Solicitor general

From Wikipedia, the free encyclopedia
  (Redirected from Solicitor General)
Jump to navigation Jump to search

A solicitor general or solicitor-general, in common law countries, is usually a legal officer who is the chief representative of a regional or national government in courtroom proceedings. In systems that have an attorney-general (or equivalent position), the solicitor general is often the second-ranked law officer of the state and a deputy of the attorney-general. The extent to which a solicitor general actually provides legal advice to or represents the government in court varies from jurisdiction to jurisdiction, and sometimes between individual office holders in the same jurisdiction.

List[edit]

Solicitors General include the following:

See also[edit]

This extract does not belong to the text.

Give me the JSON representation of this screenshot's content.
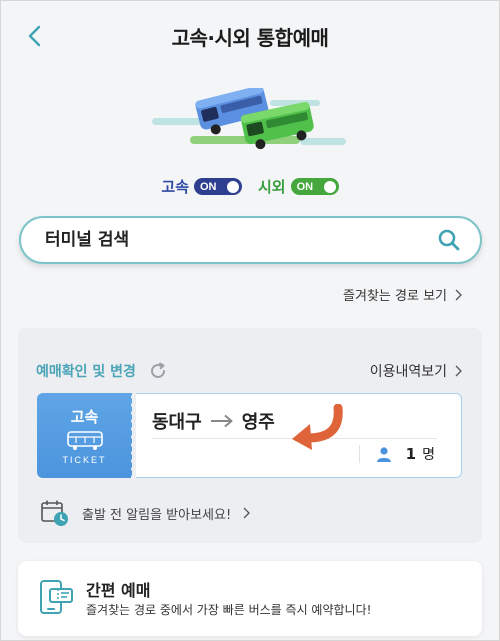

  • Attorney general, the main legal advisor to the government, and in some jurisdictions he or she may also have executive responsibility for law enforcement or responsibility for public prosecutions
  • Justice of the peace, sometimes used with the same meaning
  • Law Officers of the Crown, the chief legal advisers to the Crown, and advise and represent the various governments in the United Kingdom and the other Commonwealth Realms
  • Solicitor, a lawyer who traditionally deals with any legal matter including conducting proceedings in court